> Stored entries
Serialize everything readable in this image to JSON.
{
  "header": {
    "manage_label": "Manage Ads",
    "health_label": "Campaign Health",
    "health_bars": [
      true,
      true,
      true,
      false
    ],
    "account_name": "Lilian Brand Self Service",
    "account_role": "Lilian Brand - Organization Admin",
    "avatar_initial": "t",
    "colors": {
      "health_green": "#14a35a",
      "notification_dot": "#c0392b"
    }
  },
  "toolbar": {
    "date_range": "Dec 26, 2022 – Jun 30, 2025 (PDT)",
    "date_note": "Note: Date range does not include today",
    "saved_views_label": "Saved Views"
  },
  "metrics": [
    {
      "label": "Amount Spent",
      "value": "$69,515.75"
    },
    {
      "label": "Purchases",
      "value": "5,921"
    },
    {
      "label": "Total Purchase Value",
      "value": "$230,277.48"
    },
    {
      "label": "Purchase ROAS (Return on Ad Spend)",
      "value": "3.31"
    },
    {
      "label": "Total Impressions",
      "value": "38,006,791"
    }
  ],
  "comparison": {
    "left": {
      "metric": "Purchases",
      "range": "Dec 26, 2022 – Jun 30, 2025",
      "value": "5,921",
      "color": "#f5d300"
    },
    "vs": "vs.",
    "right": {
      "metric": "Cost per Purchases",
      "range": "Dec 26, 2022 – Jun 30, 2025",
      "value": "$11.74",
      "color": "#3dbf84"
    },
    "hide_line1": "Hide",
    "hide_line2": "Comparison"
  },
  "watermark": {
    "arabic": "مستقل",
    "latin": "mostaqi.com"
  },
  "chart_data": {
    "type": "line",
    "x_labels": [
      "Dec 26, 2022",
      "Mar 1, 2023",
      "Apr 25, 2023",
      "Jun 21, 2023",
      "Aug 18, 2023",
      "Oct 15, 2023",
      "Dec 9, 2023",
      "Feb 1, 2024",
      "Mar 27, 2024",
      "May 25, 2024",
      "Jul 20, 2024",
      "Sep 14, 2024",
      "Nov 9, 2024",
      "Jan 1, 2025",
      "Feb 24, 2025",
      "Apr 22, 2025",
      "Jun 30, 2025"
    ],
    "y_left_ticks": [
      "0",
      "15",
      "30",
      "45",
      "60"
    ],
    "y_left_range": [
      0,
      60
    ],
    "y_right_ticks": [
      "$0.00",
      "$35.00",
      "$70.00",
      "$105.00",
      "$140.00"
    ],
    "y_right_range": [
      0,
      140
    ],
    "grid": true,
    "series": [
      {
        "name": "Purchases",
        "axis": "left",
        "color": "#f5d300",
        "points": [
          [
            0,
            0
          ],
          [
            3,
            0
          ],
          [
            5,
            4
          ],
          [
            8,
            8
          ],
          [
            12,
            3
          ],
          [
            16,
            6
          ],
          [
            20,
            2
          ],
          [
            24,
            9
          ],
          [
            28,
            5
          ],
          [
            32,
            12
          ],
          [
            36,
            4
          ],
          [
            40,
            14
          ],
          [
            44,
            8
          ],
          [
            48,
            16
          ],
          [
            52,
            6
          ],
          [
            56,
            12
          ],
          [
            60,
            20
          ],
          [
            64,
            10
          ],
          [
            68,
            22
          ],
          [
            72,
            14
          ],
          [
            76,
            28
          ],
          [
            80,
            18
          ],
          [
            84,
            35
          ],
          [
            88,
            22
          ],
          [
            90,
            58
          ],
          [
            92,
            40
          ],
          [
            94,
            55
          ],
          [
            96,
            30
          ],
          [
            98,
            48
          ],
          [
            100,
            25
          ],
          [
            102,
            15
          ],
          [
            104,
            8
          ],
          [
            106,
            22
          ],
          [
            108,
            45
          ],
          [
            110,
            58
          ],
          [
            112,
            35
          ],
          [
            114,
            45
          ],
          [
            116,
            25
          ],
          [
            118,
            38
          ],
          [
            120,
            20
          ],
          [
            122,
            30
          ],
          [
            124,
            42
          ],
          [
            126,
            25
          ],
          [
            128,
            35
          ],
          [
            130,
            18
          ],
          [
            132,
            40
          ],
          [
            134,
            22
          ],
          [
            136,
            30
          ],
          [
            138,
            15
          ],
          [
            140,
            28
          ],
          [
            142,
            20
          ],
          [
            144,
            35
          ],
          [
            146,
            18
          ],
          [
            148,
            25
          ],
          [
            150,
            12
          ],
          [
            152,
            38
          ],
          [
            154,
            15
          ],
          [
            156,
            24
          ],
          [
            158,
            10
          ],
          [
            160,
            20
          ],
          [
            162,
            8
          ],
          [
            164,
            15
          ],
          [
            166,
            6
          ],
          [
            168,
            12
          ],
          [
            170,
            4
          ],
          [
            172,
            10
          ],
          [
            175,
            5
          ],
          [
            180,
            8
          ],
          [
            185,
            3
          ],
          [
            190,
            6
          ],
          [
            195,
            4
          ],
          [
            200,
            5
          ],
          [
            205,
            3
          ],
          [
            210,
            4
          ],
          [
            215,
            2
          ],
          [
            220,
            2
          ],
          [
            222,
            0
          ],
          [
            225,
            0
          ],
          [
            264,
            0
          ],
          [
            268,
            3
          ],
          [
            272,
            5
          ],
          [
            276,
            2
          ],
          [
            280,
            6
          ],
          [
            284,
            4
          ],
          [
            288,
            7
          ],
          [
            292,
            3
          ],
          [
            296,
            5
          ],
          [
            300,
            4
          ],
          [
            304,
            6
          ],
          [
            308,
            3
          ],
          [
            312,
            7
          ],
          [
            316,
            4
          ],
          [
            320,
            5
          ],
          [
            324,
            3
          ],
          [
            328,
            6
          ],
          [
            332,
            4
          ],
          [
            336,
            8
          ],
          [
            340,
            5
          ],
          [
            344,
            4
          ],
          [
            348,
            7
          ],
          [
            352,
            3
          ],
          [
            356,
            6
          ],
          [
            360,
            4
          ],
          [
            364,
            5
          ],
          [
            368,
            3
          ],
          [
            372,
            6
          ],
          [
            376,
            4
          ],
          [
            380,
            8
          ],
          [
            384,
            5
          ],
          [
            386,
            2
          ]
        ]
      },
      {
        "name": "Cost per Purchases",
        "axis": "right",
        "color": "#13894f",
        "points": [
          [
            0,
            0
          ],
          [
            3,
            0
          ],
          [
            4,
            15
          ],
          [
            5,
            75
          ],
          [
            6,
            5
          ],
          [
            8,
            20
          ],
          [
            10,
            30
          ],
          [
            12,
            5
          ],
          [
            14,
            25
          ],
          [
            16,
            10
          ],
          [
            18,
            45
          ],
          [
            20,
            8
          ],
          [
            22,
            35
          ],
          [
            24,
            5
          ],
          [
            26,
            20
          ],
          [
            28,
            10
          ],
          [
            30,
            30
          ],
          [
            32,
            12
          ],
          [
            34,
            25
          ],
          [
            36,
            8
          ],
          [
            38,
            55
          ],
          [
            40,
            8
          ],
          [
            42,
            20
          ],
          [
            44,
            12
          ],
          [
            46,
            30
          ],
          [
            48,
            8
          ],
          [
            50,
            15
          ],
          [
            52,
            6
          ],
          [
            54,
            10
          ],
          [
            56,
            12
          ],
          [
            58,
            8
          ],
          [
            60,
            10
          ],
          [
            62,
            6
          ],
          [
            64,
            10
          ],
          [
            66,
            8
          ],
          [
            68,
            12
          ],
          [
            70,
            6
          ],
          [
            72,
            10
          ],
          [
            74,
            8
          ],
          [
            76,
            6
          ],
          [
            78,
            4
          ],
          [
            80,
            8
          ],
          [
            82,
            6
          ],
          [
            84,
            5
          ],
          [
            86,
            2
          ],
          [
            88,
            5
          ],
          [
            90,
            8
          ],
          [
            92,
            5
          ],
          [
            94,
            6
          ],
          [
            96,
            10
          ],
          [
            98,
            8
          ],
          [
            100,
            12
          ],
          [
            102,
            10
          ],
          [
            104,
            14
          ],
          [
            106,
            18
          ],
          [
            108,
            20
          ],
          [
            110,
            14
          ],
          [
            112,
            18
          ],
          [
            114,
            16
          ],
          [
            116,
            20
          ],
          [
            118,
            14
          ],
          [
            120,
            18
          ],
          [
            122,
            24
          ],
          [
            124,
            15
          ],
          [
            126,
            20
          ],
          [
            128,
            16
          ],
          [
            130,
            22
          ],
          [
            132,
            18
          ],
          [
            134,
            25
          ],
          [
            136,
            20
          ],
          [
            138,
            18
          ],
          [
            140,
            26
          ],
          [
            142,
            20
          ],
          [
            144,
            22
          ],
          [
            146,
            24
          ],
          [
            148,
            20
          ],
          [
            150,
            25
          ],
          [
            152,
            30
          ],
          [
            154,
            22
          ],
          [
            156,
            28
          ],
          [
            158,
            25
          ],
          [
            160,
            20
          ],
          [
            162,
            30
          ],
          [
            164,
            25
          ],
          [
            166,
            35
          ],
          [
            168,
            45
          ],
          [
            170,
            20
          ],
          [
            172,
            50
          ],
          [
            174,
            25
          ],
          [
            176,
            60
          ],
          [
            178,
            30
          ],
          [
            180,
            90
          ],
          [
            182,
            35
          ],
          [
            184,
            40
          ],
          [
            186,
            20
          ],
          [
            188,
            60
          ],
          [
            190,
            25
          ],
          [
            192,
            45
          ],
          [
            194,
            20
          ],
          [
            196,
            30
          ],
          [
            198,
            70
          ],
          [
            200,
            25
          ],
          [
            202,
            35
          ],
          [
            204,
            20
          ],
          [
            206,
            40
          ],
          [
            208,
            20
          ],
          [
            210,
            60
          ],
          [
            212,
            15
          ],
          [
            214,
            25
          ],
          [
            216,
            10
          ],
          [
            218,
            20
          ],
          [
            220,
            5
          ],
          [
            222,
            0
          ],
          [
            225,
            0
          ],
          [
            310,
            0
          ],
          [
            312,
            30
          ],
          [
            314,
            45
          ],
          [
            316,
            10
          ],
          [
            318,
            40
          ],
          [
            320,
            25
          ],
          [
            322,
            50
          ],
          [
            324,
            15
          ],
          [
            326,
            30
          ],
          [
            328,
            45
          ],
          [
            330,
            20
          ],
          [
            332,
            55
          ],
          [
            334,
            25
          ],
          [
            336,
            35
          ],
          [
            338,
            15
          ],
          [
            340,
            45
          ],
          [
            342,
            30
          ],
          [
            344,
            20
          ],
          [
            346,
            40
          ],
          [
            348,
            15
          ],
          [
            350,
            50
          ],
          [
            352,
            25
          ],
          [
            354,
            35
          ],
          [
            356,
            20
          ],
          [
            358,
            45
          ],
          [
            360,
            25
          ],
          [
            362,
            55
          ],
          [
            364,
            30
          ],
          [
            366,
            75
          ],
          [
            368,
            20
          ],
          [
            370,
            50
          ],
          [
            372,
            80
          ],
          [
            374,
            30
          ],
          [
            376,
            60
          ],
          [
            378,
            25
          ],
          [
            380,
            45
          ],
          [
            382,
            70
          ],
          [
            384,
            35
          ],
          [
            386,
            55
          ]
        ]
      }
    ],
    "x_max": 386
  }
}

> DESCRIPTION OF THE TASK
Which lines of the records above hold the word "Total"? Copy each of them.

> ANSWER TO THE PROBLEM
      "label": "Total Purchase Value",
      "label": "Total Impressions",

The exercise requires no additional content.